Mercy College was recently awarded a prestigious $3.2 million grant to support nursing students with financial need over the next five years through a Scholarships for Disadvantaged Students (SDS) program. After a competitive selection process, the Health Resources and Services Administration (HRSA) — which is part of the U.S. Department of Health and Human Services — awarded the grant to 86 colleges and universities nationwide, only three of which are in New York State.
“This program may be the difference between some students being able to successfully earn their degrees and having to leave Mercy because they don't have the financial resources,” explained Susan Moscou, Ph.D., the director of Mercy’s SDS Program and associate professor of nursing.

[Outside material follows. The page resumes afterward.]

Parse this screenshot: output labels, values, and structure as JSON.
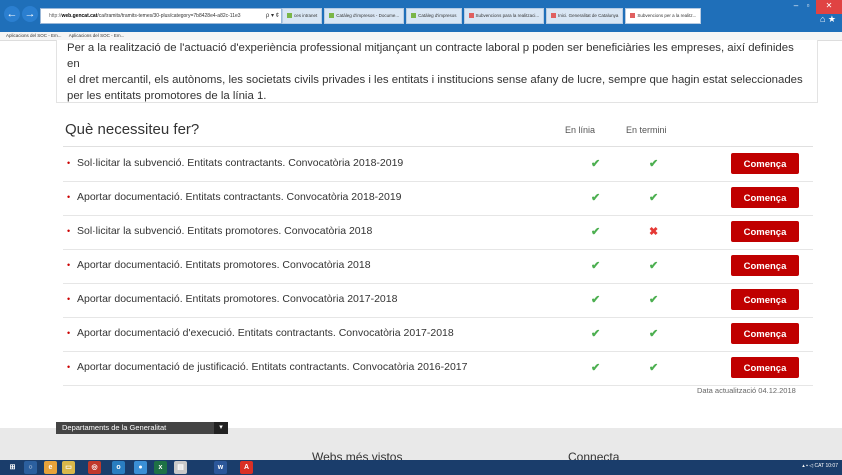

The goal of the SDS Program is to support students with financial need in graduating with a B.S. in nursing and then working in medically underserved communities — which are defined as areas or populations that have too few primary care providers, high infant mortality, high poverty or a high percentage of elderly people. Ultimately, the SDS grants aim to increase the diversity of health care professionals and improve health care in communities of need.
The grant enables Mercy to provide at least partial scholarships to cover tuition, fees and textbooks in order to support approximately 50 students in Mercy’s traditional nursing baccalaureate program per year for the next five years. Moscou and the nursing faculty will also identify and secure additional services if needed, such as tutoring, advising, coaching and access to mental health services.
Students in the program will conduct their clinical rotations in medically underserved communities or in facilities that serve patients from medically underserved communities. The hope is that at least 75% of these students choose to continue remain in these communities after graduation.
“Many of our students come from medically underserved communities, so they have already seen firsthand the disparity in the level of health care services and resources,” said Moscou. “This program gives us the opportunity to educate them about the need for nurses to go back to the communities they came from. The data shows that patients want to see providers who look like them and that health outcomes do improve when this is the case.”
Furthering that point, HRSA stated that they offer SDS program grants because many groups continue to be underrepresented across the health professions and that this lack of diversity is considered detrimental to patient care.